My friend Will came up to me as I was catching my breath on the benches.
Will was the man who introduced me to the sport with this one question: “Do you want to come boxing with me tonight?”
Of course, I said yes, I had always wanted to learn how to fight and defend myself. Now especially more than ever because I’d recently got punched in the face by a gangster a few years before when protecting a girl on our public school bus (this is a whole other story).
I was 17 at the time, in my second year of college. Shortly after my skateboard session, I got into Will’s mum’s car and we went back to his house.
After a quick change into Will’s clean clothes and an instant coffee, we drove to Like2Box amateur boxing gym in Redhill for my first time boxing.
I was petrified at the time. I remember walking up the stairs of the boxing gym and Will pointing towards a poster of upcoming fights saying, “Wooww, these must be all the fights that are coming up, look here Alistair”.
All the time I was thinking to myself: What if I don’t like it? What if I have to fight today? What if I get hurt?
Through the window of the black door to the boxing gym, I could see red mats surrounding a 16ft X 16ft boxing ring. 10 heavy bags were all lined up on the left-hand side.
It was smaller than I had imagined, yet perfect for the training which I needed for my future fight.
I couldn’t remember the last time I had so much fun working out.
I not only felt great after my workout with endorphins released and stress reduced, but I actually enjoyed the workout and the shock to my metabolism was what I needed.
Although I was terrible to begin with, I got used to the basic combinations, the balance of moving around in my stance, and the willpower to keep going when I was exhausted and out of breath.
The best part about boxing is working with a coach 1-1 on pads. Why? Everything is in flow.
You’re both working together on improving each others boxing skill or padwork skill; you’re both in the zone and you’re both working in sync. What is a more joyful form of exercising? Running on a treadmill for an hour or forgetting the day and punching into soft pads with a friend?
I fell in love with the sport due to the progression of skill, the fun of moving with the punches, and the enjoyment of working together with coaches and sparring partners like a team.
Training intensity went from boxing once per week, twice per week, three times per week to five days per week.
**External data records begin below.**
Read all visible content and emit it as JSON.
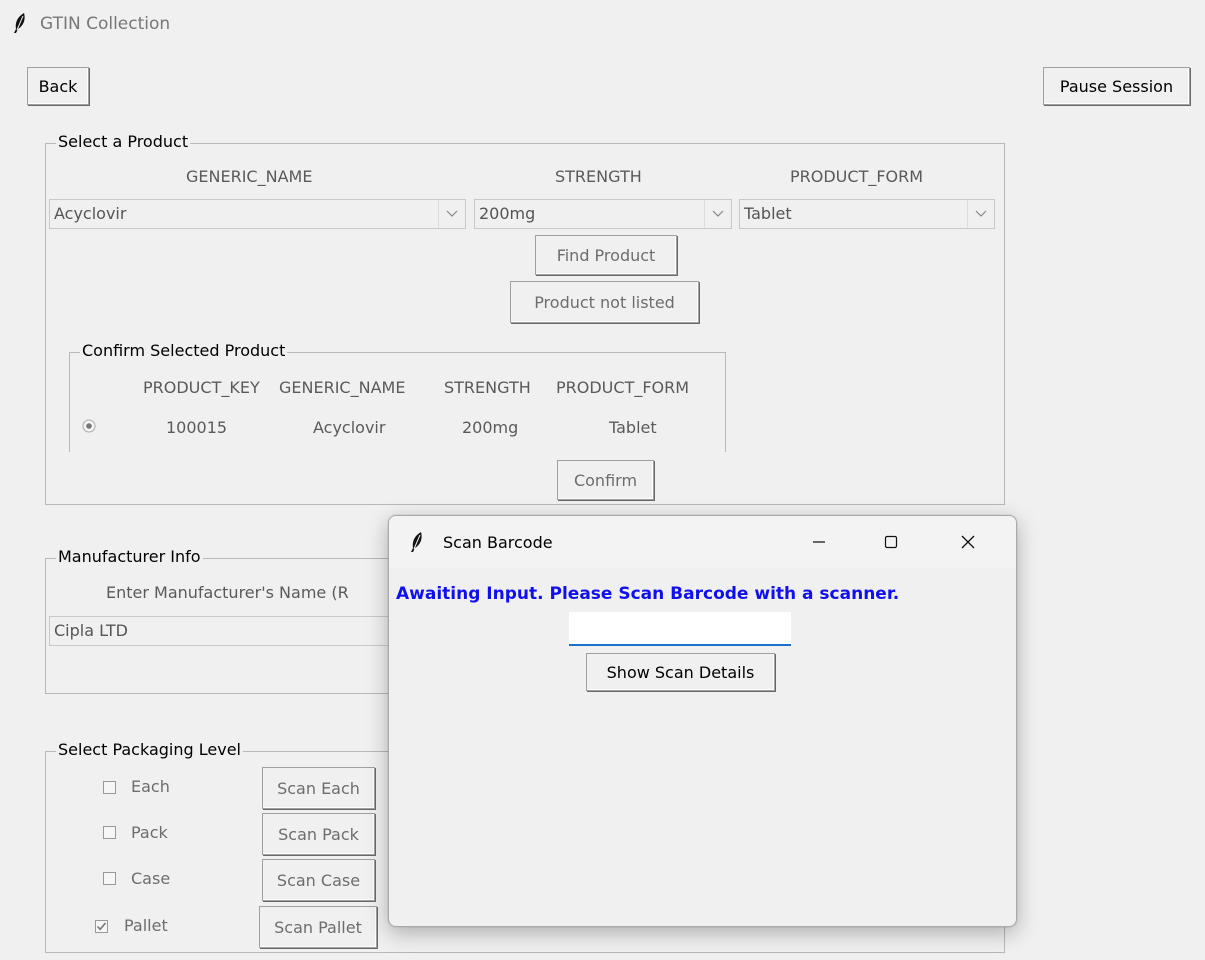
{
  "window": {
    "title": "GTIN Collection"
  },
  "toolbar": {
    "back_label": "Back",
    "pause_label": "Pause Session"
  },
  "select_product": {
    "group_label": "Select a Product",
    "headers": {
      "generic_name": "GENERIC_NAME",
      "strength": "STRENGTH",
      "product_form": "PRODUCT_FORM"
    },
    "values": {
      "generic_name": "Acyclovir",
      "strength": "200mg",
      "product_form": "Tablet"
    },
    "find_label": "Find Product",
    "not_listed_label": "Product not listed"
  },
  "confirm_product": {
    "group_label": "Confirm Selected Product",
    "columns": [
      "PRODUCT_KEY",
      "GENERIC_NAME",
      "STRENGTH",
      "PRODUCT_FORM"
    ],
    "row": {
      "product_key": "100015",
      "generic_name": "Acyclovir",
      "strength": "200mg",
      "product_form": "Tablet"
    },
    "confirm_label": "Confirm"
  },
  "manufacturer": {
    "group_label": "Manufacturer Info",
    "prompt": "Enter Manufacturer's Name (R",
    "value": "Cipla LTD"
  },
  "packaging": {
    "group_label": "Select Packaging Level",
    "levels": [
      {
        "label": "Each",
        "checked": false,
        "button": "Scan Each"
      },
      {
        "label": "Pack",
        "checked": false,
        "button": "Scan Pack"
      },
      {
        "label": "Case",
        "checked": false,
        "button": "Scan Case"
      },
      {
        "label": "Pallet",
        "checked": true,
        "button": "Scan Pallet"
      }
    ]
  },
  "scan_dialog": {
    "title": "Scan Barcode",
    "message": "Awaiting Input. Please Scan Barcode with a scanner.",
    "input_value": "",
    "details_label": "Show Scan Details"
  },
  "colors": {
    "message_blue": "#1010ee",
    "input_underline": "#1a6fc8"
  }
}
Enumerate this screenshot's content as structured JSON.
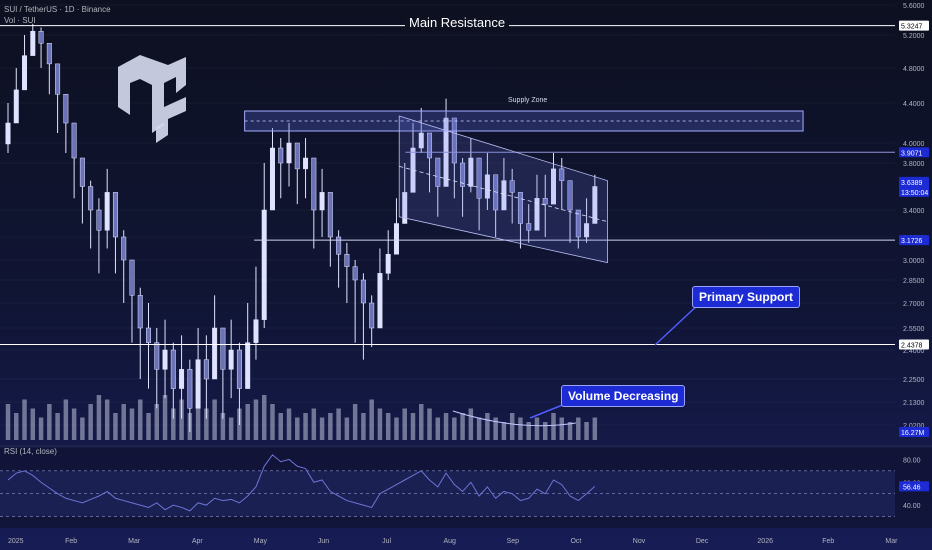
{
  "header": {
    "symbol_line": "SUI / TetherUS · 1D · Binance",
    "volume_line": "Vol · SUI",
    "rsi_title": "RSI (14, close)"
  },
  "annotations": {
    "main_resistance": "Main Resistance",
    "supply_zone": "Supply Zone",
    "primary_support": "Primary Support",
    "volume_decreasing": "Volume Decreasing"
  },
  "colors": {
    "candle": "#dfe3ff",
    "volume": "#bfc4dc",
    "rsi_line": "#6b74d6",
    "accent": "#1c2bd4",
    "level_line": "#ffffff"
  },
  "logo": {
    "icon": "tc-logo-icon"
  },
  "chart_data": [
    {
      "type": "candlestick",
      "title": "SUI / TetherUS · 1D · Binance",
      "y_ticks": [
        "5.6000",
        "5.2000",
        "4.8000",
        "4.4000",
        "4.0000",
        "3.8000",
        "3.4000",
        "3.2000",
        "3.0000",
        "2.8500",
        "2.7000",
        "2.5500",
        "2.4000",
        "2.2500",
        "2.1300",
        "2.0200"
      ],
      "x_ticks": [
        "2025",
        "Feb",
        "Mar",
        "Apr",
        "May",
        "Jun",
        "Jul",
        "Aug",
        "Sep",
        "Oct",
        "Nov",
        "Dec",
        "2026",
        "Feb",
        "Mar"
      ],
      "ylim": [
        2.0,
        5.6
      ],
      "price_labels": [
        {
          "value": "5.3247",
          "price": 5.3247,
          "style": "white"
        },
        {
          "value": "3.9071",
          "price": 3.9071,
          "style": "accent"
        },
        {
          "value": "3.6389",
          "price": 3.6389,
          "style": "accent",
          "sub": "13:50:04"
        },
        {
          "value": "3.1726",
          "price": 3.1726,
          "style": "accent"
        },
        {
          "value": "2.4378",
          "price": 2.4378,
          "style": "white"
        },
        {
          "value": "16.27M",
          "price": 2.0,
          "style": "accent"
        }
      ],
      "levels": {
        "main_resistance": 5.3247,
        "resistance": 3.9071,
        "support": 3.1726,
        "primary_support": 2.4378
      },
      "supply_zone": {
        "low": 4.12,
        "high": 4.32
      },
      "channel": {
        "start_month": 6.2,
        "end_month": 9.5,
        "upper": [
          4.27,
          3.65
        ],
        "lower": [
          3.35,
          2.98
        ]
      },
      "closes": [
        4.2,
        4.55,
        4.95,
        5.25,
        5.1,
        4.85,
        4.5,
        4.2,
        3.85,
        3.6,
        3.4,
        3.25,
        3.55,
        3.2,
        3.0,
        2.75,
        2.55,
        2.45,
        2.3,
        2.4,
        2.2,
        2.3,
        2.1,
        2.35,
        2.25,
        2.55,
        2.3,
        2.4,
        2.2,
        2.45,
        2.6,
        3.4,
        3.95,
        3.8,
        4.0,
        3.75,
        3.85,
        3.4,
        3.55,
        3.2,
        3.05,
        2.95,
        2.85,
        2.7,
        2.55,
        2.9,
        3.05,
        3.3,
        3.55,
        3.95,
        4.1,
        3.85,
        3.6,
        4.25,
        3.8,
        3.6,
        3.85,
        3.5,
        3.7,
        3.4,
        3.65,
        3.55,
        3.3,
        3.25,
        3.5,
        3.45,
        3.75,
        3.65,
        3.4,
        3.2,
        3.3,
        3.6
      ],
      "lows": [
        3.9,
        4.3,
        4.7,
        5.0,
        4.8,
        4.5,
        4.1,
        3.9,
        3.5,
        3.3,
        3.1,
        2.9,
        3.1,
        2.9,
        2.7,
        2.45,
        2.25,
        2.2,
        2.1,
        2.15,
        2.05,
        2.05,
        2.0,
        2.1,
        2.05,
        2.3,
        2.05,
        2.15,
        2.02,
        2.2,
        2.35,
        2.55,
        3.6,
        3.5,
        3.6,
        3.45,
        3.5,
        3.1,
        3.2,
        2.95,
        2.8,
        2.7,
        2.45,
        2.35,
        2.42,
        2.7,
        2.85,
        3.05,
        3.4,
        3.75,
        3.9,
        3.55,
        3.35,
        3.9,
        3.5,
        3.35,
        3.55,
        3.25,
        3.4,
        3.2,
        3.4,
        3.3,
        3.1,
        3.15,
        3.3,
        3.2,
        3.5,
        3.4,
        3.15,
        3.1,
        3.15,
        3.35
      ],
      "highs": [
        4.4,
        4.8,
        5.2,
        5.35,
        5.3,
        5.1,
        4.8,
        4.45,
        4.1,
        3.85,
        3.65,
        3.5,
        3.75,
        3.4,
        3.25,
        3.0,
        2.8,
        2.7,
        2.55,
        2.6,
        2.45,
        2.5,
        2.35,
        2.55,
        2.5,
        2.75,
        2.55,
        2.6,
        2.45,
        2.7,
        2.95,
        3.8,
        4.15,
        4.05,
        4.2,
        3.95,
        4.05,
        3.65,
        3.75,
        3.45,
        3.25,
        3.15,
        3.0,
        2.9,
        2.75,
        3.1,
        3.25,
        3.5,
        3.8,
        4.2,
        4.35,
        4.05,
        3.85,
        4.45,
        4.1,
        3.85,
        4.05,
        3.75,
        3.9,
        3.65,
        3.85,
        3.75,
        3.55,
        3.45,
        3.7,
        3.7,
        3.9,
        3.85,
        3.65,
        3.4,
        3.5,
        3.7
      ]
    },
    {
      "type": "bar",
      "title": "Vol · SUI",
      "values": [
        0.8,
        0.6,
        0.9,
        0.7,
        0.5,
        0.8,
        0.6,
        0.9,
        0.7,
        0.5,
        0.8,
        1.0,
        0.9,
        0.6,
        0.8,
        0.7,
        0.9,
        0.6,
        0.8,
        1.0,
        0.7,
        0.9,
        0.6,
        0.8,
        0.7,
        0.9,
        0.6,
        0.5,
        0.7,
        0.8,
        0.9,
        1.0,
        0.8,
        0.6,
        0.7,
        0.5,
        0.6,
        0.7,
        0.5,
        0.6,
        0.7,
        0.5,
        0.8,
        0.6,
        0.9,
        0.7,
        0.6,
        0.5,
        0.7,
        0.6,
        0.8,
        0.7,
        0.5,
        0.6,
        0.5,
        0.6,
        0.7,
        0.5,
        0.6,
        0.5,
        0.4,
        0.6,
        0.5,
        0.4,
        0.5,
        0.4,
        0.6,
        0.5,
        0.4,
        0.5,
        0.4,
        0.5
      ]
    },
    {
      "type": "line",
      "title": "RSI (14, close)",
      "y_ticks": [
        "80.00",
        "60.00",
        "40.00"
      ],
      "ylim": [
        20,
        90
      ],
      "current": "56.46",
      "values": [
        62,
        68,
        70,
        66,
        60,
        55,
        50,
        46,
        44,
        42,
        45,
        48,
        52,
        46,
        44,
        42,
        40,
        38,
        42,
        36,
        40,
        38,
        35,
        42,
        40,
        46,
        44,
        45,
        42,
        48,
        56,
        74,
        84,
        78,
        80,
        74,
        72,
        60,
        62,
        52,
        48,
        44,
        42,
        40,
        38,
        50,
        54,
        58,
        62,
        66,
        70,
        62,
        56,
        68,
        58,
        52,
        60,
        48,
        56,
        46,
        52,
        50,
        44,
        46,
        54,
        50,
        62,
        58,
        48,
        44,
        50,
        56.46
      ]
    }
  ]
}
Myself, Will and our new friend Sandy kept showing up each evening.
It became a ritual where we would meet at the skatepark and leave for our 7 o’clock workout. Sometimes my friends didn’t want to train but I would always choose to get picked up from the skatepark early to ensure I could make it to the gym on time.
I really wanted to be the best boxer in history. I thought this was achievable because if other boxers started boxing at the same age as me, why couldn’t I?
I’ve got the intelligence and the discipline to the daily grind.
I received multiple injuries and I thought that it would be smarter if I created a blog where I could provide advice to all the other fighters who were able to continue as a way of giving back.
I found amazing insights from online research and in particular an expert athletic coach turned YouTuber: Jeff Cavaliere. Jeff has taught me and tens of millions of people online on how to get rid of plantar fasciitis, eliminate scapular winging (which was causing my upper back pain), mobilise my ankle stiffness that was causing chronic injuries, and many more invaluable injury-preventing insights.
I also learnt about the importance of posture, correct ways to stretch every muscle in the body, and modelled a very detailed beginners strength training plan which incorporated a lot more boxing than lifting weights.
Summary of story:
Thanks to this learning curve boxing and the injuries I received, I’ve learnt how to avoid these mistakes and thereby pass on this and my boxing knowledge to people searching for unanswered or inaccurate advice online.